_WHAT IS REQUIRED_. What you return should match the data exactly, from the first line to the last.

_SUPPLIED MATERIAL_.
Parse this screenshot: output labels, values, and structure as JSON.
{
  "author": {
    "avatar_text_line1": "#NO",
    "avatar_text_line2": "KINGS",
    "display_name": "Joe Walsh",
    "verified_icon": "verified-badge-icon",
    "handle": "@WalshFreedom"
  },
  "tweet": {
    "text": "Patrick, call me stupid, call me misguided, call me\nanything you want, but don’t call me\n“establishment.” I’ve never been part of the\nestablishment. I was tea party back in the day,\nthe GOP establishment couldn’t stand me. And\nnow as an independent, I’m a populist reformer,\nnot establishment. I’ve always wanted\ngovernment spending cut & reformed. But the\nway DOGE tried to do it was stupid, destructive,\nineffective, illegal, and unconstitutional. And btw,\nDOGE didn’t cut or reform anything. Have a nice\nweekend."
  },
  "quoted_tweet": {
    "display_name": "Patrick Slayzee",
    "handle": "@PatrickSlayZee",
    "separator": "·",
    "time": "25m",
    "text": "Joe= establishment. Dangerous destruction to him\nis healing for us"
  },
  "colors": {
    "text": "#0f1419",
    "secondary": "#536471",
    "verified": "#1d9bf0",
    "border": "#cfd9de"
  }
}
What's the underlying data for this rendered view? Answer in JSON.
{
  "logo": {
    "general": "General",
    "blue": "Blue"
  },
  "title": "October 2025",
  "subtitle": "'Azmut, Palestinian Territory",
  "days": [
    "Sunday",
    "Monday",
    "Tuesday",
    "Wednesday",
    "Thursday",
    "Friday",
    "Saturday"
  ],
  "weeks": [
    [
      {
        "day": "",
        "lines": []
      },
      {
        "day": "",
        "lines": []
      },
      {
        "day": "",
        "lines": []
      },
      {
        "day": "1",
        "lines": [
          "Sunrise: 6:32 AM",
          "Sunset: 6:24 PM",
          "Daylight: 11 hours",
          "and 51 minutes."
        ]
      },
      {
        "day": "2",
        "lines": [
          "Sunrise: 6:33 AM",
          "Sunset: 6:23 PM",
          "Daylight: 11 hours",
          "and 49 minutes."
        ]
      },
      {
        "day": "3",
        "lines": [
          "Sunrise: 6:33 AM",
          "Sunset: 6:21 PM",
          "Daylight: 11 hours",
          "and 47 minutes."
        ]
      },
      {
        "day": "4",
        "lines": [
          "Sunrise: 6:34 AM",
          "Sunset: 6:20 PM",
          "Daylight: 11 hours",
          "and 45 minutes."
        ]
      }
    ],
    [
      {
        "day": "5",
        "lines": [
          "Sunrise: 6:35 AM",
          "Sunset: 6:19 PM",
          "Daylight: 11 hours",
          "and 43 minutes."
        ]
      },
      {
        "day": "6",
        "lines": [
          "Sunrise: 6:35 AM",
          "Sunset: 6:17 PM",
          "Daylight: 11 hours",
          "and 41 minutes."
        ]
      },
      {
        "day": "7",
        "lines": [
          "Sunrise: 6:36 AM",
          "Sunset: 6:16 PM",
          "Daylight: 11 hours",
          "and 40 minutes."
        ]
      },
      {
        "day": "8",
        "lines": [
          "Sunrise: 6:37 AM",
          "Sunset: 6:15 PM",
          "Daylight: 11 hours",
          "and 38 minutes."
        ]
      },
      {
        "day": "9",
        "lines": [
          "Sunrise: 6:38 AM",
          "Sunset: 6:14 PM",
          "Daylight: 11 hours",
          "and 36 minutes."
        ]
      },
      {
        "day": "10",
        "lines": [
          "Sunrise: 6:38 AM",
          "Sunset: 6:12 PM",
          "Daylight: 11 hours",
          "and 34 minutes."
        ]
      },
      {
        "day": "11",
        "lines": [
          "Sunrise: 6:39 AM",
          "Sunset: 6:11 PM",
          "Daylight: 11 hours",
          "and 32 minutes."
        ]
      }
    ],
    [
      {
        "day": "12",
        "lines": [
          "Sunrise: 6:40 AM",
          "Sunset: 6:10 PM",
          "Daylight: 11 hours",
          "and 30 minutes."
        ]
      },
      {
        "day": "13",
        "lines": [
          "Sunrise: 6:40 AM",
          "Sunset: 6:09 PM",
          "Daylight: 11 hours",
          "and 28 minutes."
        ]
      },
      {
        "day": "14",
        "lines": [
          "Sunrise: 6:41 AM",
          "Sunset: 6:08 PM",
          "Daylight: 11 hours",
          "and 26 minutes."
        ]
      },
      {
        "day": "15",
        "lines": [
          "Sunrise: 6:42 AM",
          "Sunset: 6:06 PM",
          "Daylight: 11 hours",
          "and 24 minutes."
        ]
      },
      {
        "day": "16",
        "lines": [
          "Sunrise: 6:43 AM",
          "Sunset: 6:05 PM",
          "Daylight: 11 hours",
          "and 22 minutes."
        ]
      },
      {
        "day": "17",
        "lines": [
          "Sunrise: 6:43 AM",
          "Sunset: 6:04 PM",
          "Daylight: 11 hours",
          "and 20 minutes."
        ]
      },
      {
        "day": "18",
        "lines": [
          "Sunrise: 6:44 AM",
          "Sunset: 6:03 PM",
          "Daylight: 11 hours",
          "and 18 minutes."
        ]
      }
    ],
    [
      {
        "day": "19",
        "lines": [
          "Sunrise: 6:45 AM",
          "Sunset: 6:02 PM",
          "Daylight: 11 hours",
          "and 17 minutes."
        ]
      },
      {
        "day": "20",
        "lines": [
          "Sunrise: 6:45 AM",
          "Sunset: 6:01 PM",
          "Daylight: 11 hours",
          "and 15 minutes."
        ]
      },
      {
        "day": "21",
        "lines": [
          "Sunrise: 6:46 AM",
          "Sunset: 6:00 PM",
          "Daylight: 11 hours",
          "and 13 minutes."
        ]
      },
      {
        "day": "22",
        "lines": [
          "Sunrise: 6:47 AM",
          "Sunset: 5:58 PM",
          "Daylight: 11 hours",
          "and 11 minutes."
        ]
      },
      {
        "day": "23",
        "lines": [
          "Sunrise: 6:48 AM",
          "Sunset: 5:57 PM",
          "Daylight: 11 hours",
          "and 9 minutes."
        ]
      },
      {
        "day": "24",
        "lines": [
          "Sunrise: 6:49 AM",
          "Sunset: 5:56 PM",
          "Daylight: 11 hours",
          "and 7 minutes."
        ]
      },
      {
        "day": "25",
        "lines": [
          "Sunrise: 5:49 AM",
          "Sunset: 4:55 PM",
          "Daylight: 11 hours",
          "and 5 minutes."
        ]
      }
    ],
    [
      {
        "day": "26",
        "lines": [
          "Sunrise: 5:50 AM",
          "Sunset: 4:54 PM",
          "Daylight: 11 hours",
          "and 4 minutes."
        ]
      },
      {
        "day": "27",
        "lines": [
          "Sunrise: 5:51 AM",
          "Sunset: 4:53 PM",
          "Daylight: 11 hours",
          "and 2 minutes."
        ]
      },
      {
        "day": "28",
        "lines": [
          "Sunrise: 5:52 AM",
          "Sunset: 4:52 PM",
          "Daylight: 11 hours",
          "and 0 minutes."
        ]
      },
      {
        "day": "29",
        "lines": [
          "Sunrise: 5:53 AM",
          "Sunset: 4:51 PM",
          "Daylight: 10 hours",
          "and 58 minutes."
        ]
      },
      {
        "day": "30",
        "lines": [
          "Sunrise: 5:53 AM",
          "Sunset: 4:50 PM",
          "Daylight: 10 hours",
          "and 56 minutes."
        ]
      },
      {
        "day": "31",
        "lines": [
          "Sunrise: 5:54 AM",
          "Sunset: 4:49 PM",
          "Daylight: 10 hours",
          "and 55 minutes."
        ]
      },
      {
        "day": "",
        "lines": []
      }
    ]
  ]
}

_EXERCISE ANSWER_.
Parse this screenshot: output labels, values, and structure as JSON.
{
  "author": {
    "avatar_text_line1": "#NO",
    "avatar_text_line2": "KINGS",
    "display_name": "Joe Walsh",
    "verified_icon": "verified-badge-icon",
    "handle": "@WalshFreedom"
  },
  "tweet": {
    "text": "Patrick, call me stupid, call me misguided, call me\nanything you want, but don’t call me\n“establishment.” I’ve never been part of the\nestablishment. I was tea party back in the day,\nthe GOP establishment couldn’t stand me. And\nnow as an independent, I’m a populist reformer,\nnot establishment. I’ve always wanted\ngovernment spending cut & reformed. But the\nway DOGE tried to do it was stupid, destructive,\nineffective, illegal, and unconstitutional. And btw,\nDOGE didn’t cut or reform anything. Have a nice\nweekend."
  },
  "quoted_tweet": {
    "display_name": "Patrick Slayzee",
    "handle": "@PatrickSlayZee",
    "separator": "·",
    "time": "25m",
    "text": "Joe= establishment. Dangerous destruction to him\nis healing for us"
  },
  "colors": {
    "text": "#0f1419",
    "secondary": "#536471",
    "verified": "#1d9bf0",
    "border": "#cfd9de"
  }
}
What's the underlying data for this rendered view? Answer in JSON.
{
  "logo": {
    "general": "General",
    "blue": "Blue"
  },
  "title": "October 2025",
  "subtitle": "'Azmut, Palestinian Territory",
  "days": [
    "Sunday",
    "Monday",
    "Tuesday",
    "Wednesday",
    "Thursday",
    "Friday",
    "Saturday"
  ],
  "weeks": [
    [
      {
        "day": "",
        "lines": []
      },
      {
        "day": "",
        "lines": []
      },
      {
        "day": "",
        "lines": []
      },
      {
        "day": "1",
        "lines": [
          "Sunrise: 6:32 AM",
          "Sunset: 6:24 PM",
          "Daylight: 11 hours",
          "and 51 minutes."
        ]
      },
      {
        "day": "2",
        "lines": [
          "Sunrise: 6:33 AM",
          "Sunset: 6:23 PM",
          "Daylight: 11 hours",
          "and 49 minutes."
        ]
      },
      {
        "day": "3",
        "lines": [
          "Sunrise: 6:33 AM",
          "Sunset: 6:21 PM",
          "Daylight: 11 hours",
          "and 47 minutes."
        ]
      },
      {
        "day": "4",
        "lines": [
          "Sunrise: 6:34 AM",
          "Sunset: 6:20 PM",
          "Daylight: 11 hours",
          "and 45 minutes."
        ]
      }
    ],
    [
      {
        "day": "5",
        "lines": [
          "Sunrise: 6:35 AM",
          "Sunset: 6:19 PM",
          "Daylight: 11 hours",
          "and 43 minutes."
        ]
      },
      {
        "day": "6",
        "lines": [
          "Sunrise: 6:35 AM",
          "Sunset: 6:17 PM",
          "Daylight: 11 hours",
          "and 41 minutes."
        ]
      },
      {
        "day": "7",
        "lines": [
          "Sunrise: 6:36 AM",
          "Sunset: 6:16 PM",
          "Daylight: 11 hours",
          "and 40 minutes."
        ]
      },
      {
        "day": "8",
        "lines": [
          "Sunrise: 6:37 AM",
          "Sunset: 6:15 PM",
          "Daylight: 11 hours",
          "and 38 minutes."
        ]
      },
      {
        "day": "9",
        "lines": [
          "Sunrise: 6:38 AM",
          "Sunset: 6:14 PM",
          "Daylight: 11 hours",
          "and 36 minutes."
        ]
      },
      {
        "day": "10",
        "lines": [
          "Sunrise: 6:38 AM",
          "Sunset: 6:12 PM",
          "Daylight: 11 hours",
          "and 34 minutes."
        ]
      },
      {
        "day": "11",
        "lines": [
          "Sunrise: 6:39 AM",
          "Sunset: 6:11 PM",
          "Daylight: 11 hours",
          "and 32 minutes."
        ]
      }
    ],
    [
      {
        "day": "12",
        "lines": [
          "Sunrise: 6:40 AM",
          "Sunset: 6:10 PM",
          "Daylight: 11 hours",
          "and 30 minutes."
        ]
      },
      {
        "day": "13",
        "lines": [
          "Sunrise: 6:40 AM",
          "Sunset: 6:09 PM",
          "Daylight: 11 hours",
          "and 28 minutes."
        ]
      },
      {
        "day": "14",
        "lines": [
          "Sunrise: 6:41 AM",
          "Sunset: 6:08 PM",
          "Daylight: 11 hours",
          "and 26 minutes."
        ]
      },
      {
        "day": "15",
        "lines": [
          "Sunrise: 6:42 AM",
          "Sunset: 6:06 PM",
          "Daylight: 11 hours",
          "and 24 minutes."
        ]
      },
      {
        "day": "16",
        "lines": [
          "Sunrise: 6:43 AM",
          "Sunset: 6:05 PM",
          "Daylight: 11 hours",
          "and 22 minutes."
        ]
      },
      {
        "day": "17",
        "lines": [
          "Sunrise: 6:43 AM",
          "Sunset: 6:04 PM",
          "Daylight: 11 hours",
          "and 20 minutes."
        ]
      },
      {
        "day": "18",
        "lines": [
          "Sunrise: 6:44 AM",
          "Sunset: 6:03 PM",
          "Daylight: 11 hours",
          "and 18 minutes."
        ]
      }
    ],
    [
      {
        "day": "19",
        "lines": [
          "Sunrise: 6:45 AM",
          "Sunset: 6:02 PM",
          "Daylight: 11 hours",
          "and 17 minutes."
        ]
      },
      {
        "day": "20",
        "lines": [
          "Sunrise: 6:45 AM",
          "Sunset: 6:01 PM",
          "Daylight: 11 hours",
          "and 15 minutes."
        ]
      },
      {
        "day": "21",
        "lines": [
          "Sunrise: 6:46 AM",
          "Sunset: 6:00 PM",
          "Daylight: 11 hours",
          "and 13 minutes."
        ]
      },
      {
        "day": "22",
        "lines": [
          "Sunrise: 6:47 AM",
          "Sunset: 5:58 PM",
          "Daylight: 11 hours",
          "and 11 minutes."
        ]
      },
      {
        "day": "23",
        "lines": [
          "Sunrise: 6:48 AM",
          "Sunset: 5:57 PM",
          "Daylight: 11 hours",
          "and 9 minutes."
        ]
      },
      {
        "day": "24",
        "lines": [
          "Sunrise: 6:49 AM",
          "Sunset: 5:56 PM",
          "Daylight: 11 hours",
          "and 7 minutes."
        ]
      },
      {
        "day": "25",
        "lines": [
          "Sunrise: 5:49 AM",
          "Sunset: 4:55 PM",
          "Daylight: 11 hours",
          "and 5 minutes."
        ]
      }
    ],
    [
      {
        "day": "26",
        "lines": [
          "Sunrise: 5:50 AM",
          "Sunset: 4:54 PM",
          "Daylight: 11 hours",
          "and 4 minutes."
        ]
      },
      {
        "day": "27",
        "lines": [
          "Sunrise: 5:51 AM",
          "Sunset: 4:53 PM",
          "Daylight: 11 hours",
          "and 2 minutes."
        ]
      },
      {
        "day": "28",
        "lines": [
          "Sunrise: 5:52 AM",
          "Sunset: 4:52 PM",
          "Daylight: 11 hours",
          "and 0 minutes."
        ]
      },
      {
        "day": "29",
        "lines": [
          "Sunrise: 5:53 AM",
          "Sunset: 4:51 PM",
          "Daylight: 10 hours",
          "and 58 minutes."
        ]
      },
      {
        "day": "30",
        "lines": [
          "Sunrise: 5:53 AM",
          "Sunset: 4:50 PM",
          "Daylight: 10 hours",
          "and 56 minutes."
        ]
      },
      {
        "day": "31",
        "lines": [
          "Sunrise: 5:54 AM",
          "Sunset: 4:49 PM",
          "Daylight: 10 hours",
          "and 55 minutes."
        ]
      },
      {
        "day": "",
        "lines": []
      }
    ]
  ]
}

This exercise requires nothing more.